The Pacific Slope.
The discovery of the north-west coast of North America is wrapped in some obscurity. It is possible that the Spaniards from central America may have visited it in the seventeenth century; but there is no proof of this. Certainly, Vitus Bering sighted the coast of Alaska in 1741. But the real discoverer of British Columbia, so far as we know, was a Spaniard, Juan Perez, who visited Vancouver island and the Queen Charlotte islands in 1774. He was followed by others; but the first actual knowledge of the north-west coast resulted from the last voyage of Captain James Cook, who visited the coast in 1778. A number of American, Spanish, and British trading vessels explored the coast in subsequent years; and in 1792-4 Captain George Vancouver made a painstaking survey of the coast. It was these voyages that gave Sir Alexander Mackenzie the knowledge which enabled him to make his overland dash to the Pacific in 1793.
For some time after Mackenzie's epoch-making journey, no white man followed him. In 1806, however, Simon Fraser, a partner of the North West Company, succeeded in exploring the Fraser river to its mouth; and in 1807 David Thompson, another partner of the North West Company, crossed the Rocky mountains, and reached the Columbia. Thompson, who had spent his life mapping the Great West, surveyed in 1811 the Columbia river from its source to its mouth; and thus completed his life work by laying bare another feature of the geography of the Pacific slope. Other servants of the North West Company and the Hudson's Bay Company filled in the remaining outlines of the map.
During the past century numerous explorers added to the achievements of the great pathfinders of earlier days. Notable among these have been John McLean, a chief trader of the Hudson's Bay Company, who made in 1838 the first journey across the interior of the Labrador peninsula, and in 1839 discovered the Grand Falls of Labrador; Robert Campbell, another officer of the Hudson's Bay Company, who explored the Yukon between 1834 and 1852; J. B. Tyrrell and his brother, J. W. Tyrrell, who made in 1893 a famous journey across the Barren lands; V. Stefansson, who has made notable contributions to the explorations of the Arctic; and (last, but not least) the officers of the Canadian Geological Survey, who have been engaged for three-quarters of a century in tracing the details of the map of Canada, in all sorts of out-of-the-way places.

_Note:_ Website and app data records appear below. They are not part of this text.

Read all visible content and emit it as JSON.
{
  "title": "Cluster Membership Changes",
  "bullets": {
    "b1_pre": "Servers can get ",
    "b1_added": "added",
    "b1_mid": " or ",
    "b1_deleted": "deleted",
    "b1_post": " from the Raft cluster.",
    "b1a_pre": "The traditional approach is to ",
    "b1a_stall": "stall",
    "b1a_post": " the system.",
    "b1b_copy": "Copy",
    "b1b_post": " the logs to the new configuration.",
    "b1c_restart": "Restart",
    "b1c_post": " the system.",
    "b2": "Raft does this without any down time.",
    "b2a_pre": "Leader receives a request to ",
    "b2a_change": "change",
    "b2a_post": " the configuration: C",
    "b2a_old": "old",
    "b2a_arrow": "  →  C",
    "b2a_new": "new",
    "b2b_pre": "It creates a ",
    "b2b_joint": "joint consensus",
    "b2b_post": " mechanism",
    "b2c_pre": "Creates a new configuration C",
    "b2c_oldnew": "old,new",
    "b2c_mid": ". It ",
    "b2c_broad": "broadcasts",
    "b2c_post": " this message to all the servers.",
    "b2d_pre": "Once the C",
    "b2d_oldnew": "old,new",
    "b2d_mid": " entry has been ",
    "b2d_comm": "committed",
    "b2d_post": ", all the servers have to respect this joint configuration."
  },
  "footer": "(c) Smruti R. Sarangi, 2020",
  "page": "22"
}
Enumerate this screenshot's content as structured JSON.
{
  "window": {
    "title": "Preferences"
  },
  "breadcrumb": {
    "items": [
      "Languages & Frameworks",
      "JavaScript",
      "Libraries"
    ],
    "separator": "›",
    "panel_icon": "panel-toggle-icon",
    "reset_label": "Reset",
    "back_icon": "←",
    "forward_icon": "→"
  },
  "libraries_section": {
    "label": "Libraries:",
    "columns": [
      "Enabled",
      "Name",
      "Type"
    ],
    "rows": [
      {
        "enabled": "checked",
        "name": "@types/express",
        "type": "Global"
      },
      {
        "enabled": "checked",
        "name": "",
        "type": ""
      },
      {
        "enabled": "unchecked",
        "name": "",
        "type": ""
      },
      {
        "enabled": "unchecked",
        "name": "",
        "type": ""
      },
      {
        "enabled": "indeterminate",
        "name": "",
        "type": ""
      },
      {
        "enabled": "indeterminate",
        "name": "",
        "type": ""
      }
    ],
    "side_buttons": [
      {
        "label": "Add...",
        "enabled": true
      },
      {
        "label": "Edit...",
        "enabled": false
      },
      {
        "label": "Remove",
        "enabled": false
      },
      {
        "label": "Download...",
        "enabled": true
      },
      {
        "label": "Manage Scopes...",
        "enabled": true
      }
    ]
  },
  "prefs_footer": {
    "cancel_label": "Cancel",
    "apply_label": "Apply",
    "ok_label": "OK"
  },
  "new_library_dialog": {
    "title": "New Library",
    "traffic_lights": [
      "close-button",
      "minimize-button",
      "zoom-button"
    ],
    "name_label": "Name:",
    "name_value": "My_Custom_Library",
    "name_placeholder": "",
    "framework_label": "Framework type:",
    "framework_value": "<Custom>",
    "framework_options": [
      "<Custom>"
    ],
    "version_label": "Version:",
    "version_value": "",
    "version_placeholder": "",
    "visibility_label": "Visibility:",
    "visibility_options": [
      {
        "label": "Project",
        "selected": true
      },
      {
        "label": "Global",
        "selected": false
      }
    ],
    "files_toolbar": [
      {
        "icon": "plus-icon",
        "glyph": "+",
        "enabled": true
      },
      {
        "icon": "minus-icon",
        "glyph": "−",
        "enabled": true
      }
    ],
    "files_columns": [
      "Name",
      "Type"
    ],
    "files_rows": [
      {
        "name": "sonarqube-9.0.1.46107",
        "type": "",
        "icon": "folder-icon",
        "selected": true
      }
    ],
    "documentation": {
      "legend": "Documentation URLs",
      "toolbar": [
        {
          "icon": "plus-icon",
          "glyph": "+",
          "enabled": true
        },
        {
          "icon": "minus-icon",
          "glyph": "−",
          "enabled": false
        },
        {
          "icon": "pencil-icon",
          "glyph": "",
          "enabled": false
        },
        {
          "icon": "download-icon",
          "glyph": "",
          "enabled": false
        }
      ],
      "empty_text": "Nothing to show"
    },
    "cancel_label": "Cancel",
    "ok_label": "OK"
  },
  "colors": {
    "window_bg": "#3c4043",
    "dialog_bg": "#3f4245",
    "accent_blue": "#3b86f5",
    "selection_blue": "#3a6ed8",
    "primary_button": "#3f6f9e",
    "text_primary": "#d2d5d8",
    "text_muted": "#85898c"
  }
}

The literature relating to the exploration of Canada is voluminous; but the chief general authorities are S. E. Dawson, The St. Lawrence basin (London, 1905), L. J. Burpee, The search for the western sea (Toronto, 1908), N. M. Crouse, In quest of the western ocean (New York, 1928), and In search of the north-west passage (New York, 1934), J. Mirsky, To the north! The story of Arctic exploration (New York, 1934), A. C. Laut, Pathfinders of the west (Toronto, 1904), and The conquest of the great north west (2 vols., New York, 1908), and W. S. Wallace, By star and compass (Toronto, 1922).
[It is now well established that the Vikings landed at l'Anse aux Meadows in the St. Anthony peninsula of Newfoundland.]
Source : W. S. WALLACE, "Exploration", in The Encyclopedia of Canada, Vol. II, Toronto, University Associates of Canada, 1948, 411p., pp. 307-310.
© 2004 Claude Bélanger, Marianopolis College